Problem to work on:
When a line in the listing below contains the word "subtitle", return a copy of that line.
....
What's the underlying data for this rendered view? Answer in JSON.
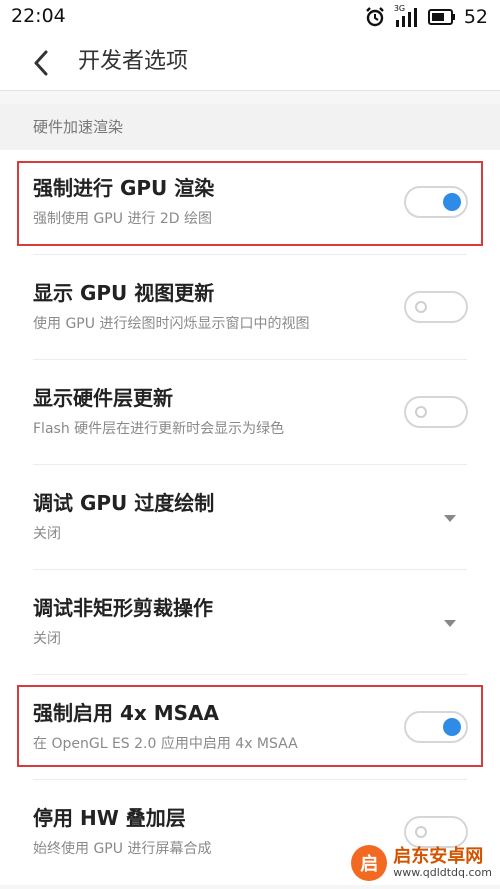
{
  "status_bar": {
    "time": "22:04",
    "battery": "52",
    "network": "3G"
  },
  "header": {
    "title": "开发者选项"
  },
  "section": {
    "title": "硬件加速渲染"
  },
  "settings": [
    {
      "title": "强制进行 GPU 渲染",
      "subtitle": "强制使用 GPU 进行 2D 绘图",
      "control": "toggle",
      "state": "on"
    },
    {
      "title": "显示 GPU 视图更新",
      "subtitle": "使用 GPU 进行绘图时闪烁显示窗口中的视图",
      "control": "toggle",
      "state": "off"
    },
    {
      "title": "显示硬件层更新",
      "subtitle": "Flash 硬件层在进行更新时会显示为绿色",
      "control": "toggle",
      "state": "off"
    },
    {
      "title": "调试 GPU 过度绘制",
      "subtitle": "关闭",
      "control": "dropdown"
    },
    {
      "title": "调试非矩形剪裁操作",
      "subtitle": "关闭",
      "control": "dropdown"
    },
    {
      "title": "强制启用 4x MSAA",
      "subtitle": "在 OpenGL ES 2.0 应用中启用 4x MSAA",
      "control": "toggle",
      "state": "on"
    },
    {
      "title": "停用 HW 叠加层",
      "subtitle": "始终使用 GPU 进行屏幕合成",
      "control": "toggle",
      "state": "off"
    }
  ],
  "colors": {
    "accent": "#2e8ce6",
    "highlight": "#d63c3c"
  },
  "watermark": {
    "logo_glyph": "启",
    "name": "启东安卓网",
    "url": "www.qdldtdq.com"
  }
}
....
Written answer:
      "subtitle": "强制使用 GPU 进行 2D 绘图",
      "subtitle": "使用 GPU 进行绘图时闪烁显示窗口中的视图",
      "subtitle": "Flash 硬件层在进行更新时会显示为绿色",
      "subtitle": "关闭",
      "subtitle": "关闭",
      "subtitle": "在 OpenGL ES 2.0 应用中启用 4x MSAA",
      "subtitle": "始终使用 GPU 进行屏幕合成",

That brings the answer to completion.